Section 215 of the Patriot Act authorised the government to collect a broad range of business records relevant to terrorism investigations. The National Security Agency took this to mean that it should collect the phone records of effectively every American — on the theory that they could all one day be “relevant” — and store them in a searchable database.
In every respect, this programme was an outlier. Unlike other operations that Snowden illegally revealed, it intentionally swooped up records from US citizens. It collected data in bulk, rather than targeting individuals. It had a highly dubious legal rationale. And, most pertinently, it didn’t really work: two comprehensive reviews of the programme — both based on classified information — concluded that it had not played an essential role in any terrorism probe.
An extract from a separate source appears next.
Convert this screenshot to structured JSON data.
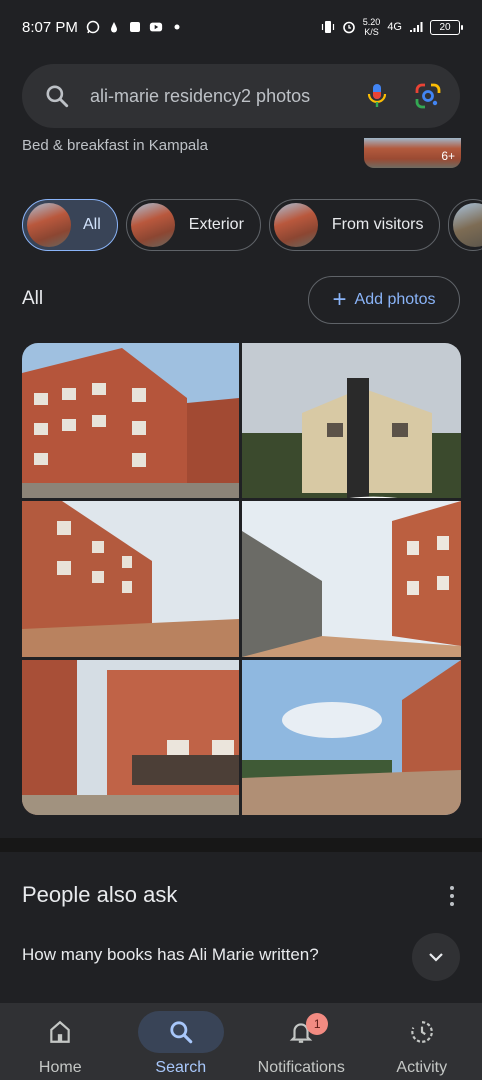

So when congress sought to reform the government’s surveillance powers, starting in 2014, the phone-records programme was a natural priority. A bipartisan bill that would’ve ended its most objectionable aspects — while still ensuring that the NSA could access needed records — quickly gained support. Known as the USA Freedom Act, it had the backing of the White House, much of congress, privacy advocates, civil liberties groups, Silicon Valley and, not least, the intelligence community itself.
Even so, some senators expressed horror. The bill would “put the country at risk”, fumed Orrin Hatch. It amounted to “a resounding victory for those currently plotting attacks against the homeland”, said Mitch McConnell. For good measure, Marco Rubio invoked the Islamic State: “God forbid we wake up tomorrow and ISIL is in the United States.”
Nevertheless, the reform passed. It made the NSA’s job slightly harder by requiring a court order to get targeted records from phone companies. But in return, it protected Americans’ privacy, and ensured the programme was on sound constitutional footing. More than a decade after 11 September, it was a prudent rebalancing of liberty and security.
Last week, rather unceremoniously, it emerged that the whole thing had been shut down. A congressional aide blurted out on a podcast that the NSA hadn’t been using the tool for months. Donald Trump’s administration may not even seek to renew its authorisation when it expires at the end of the year. “We are in a deliberative process right now,” the agency’s director conceded on Wednesday.
Yet the country still stands. For all the dire warnings, the NSA has been able to do its job without the programme. In part, that may be because terrorists have shifted from traditional phones to encrypted messaging services. But that trend was fully predictable — indeed, underway — when Rubio was warning about a looming invasion.
A lesson suggests itself. Even in the best of times, reforming intelligence agencies is an immense challenge. It requires good faith, clear thinking, sober risk assessment and a judicious evaluation of competing values. Theatrical alarmism only clouds judgment, unnerves the public, and makes a hard job harder.
The NSA should have every lawful tool it needs to protect the country. And its vital work deserves a lot of leeway. But that’s all the more reason for congress to resist hysteria — and be open to reasonable change when it’s called for. — The Editors, (c) 2019 Bloomberg LP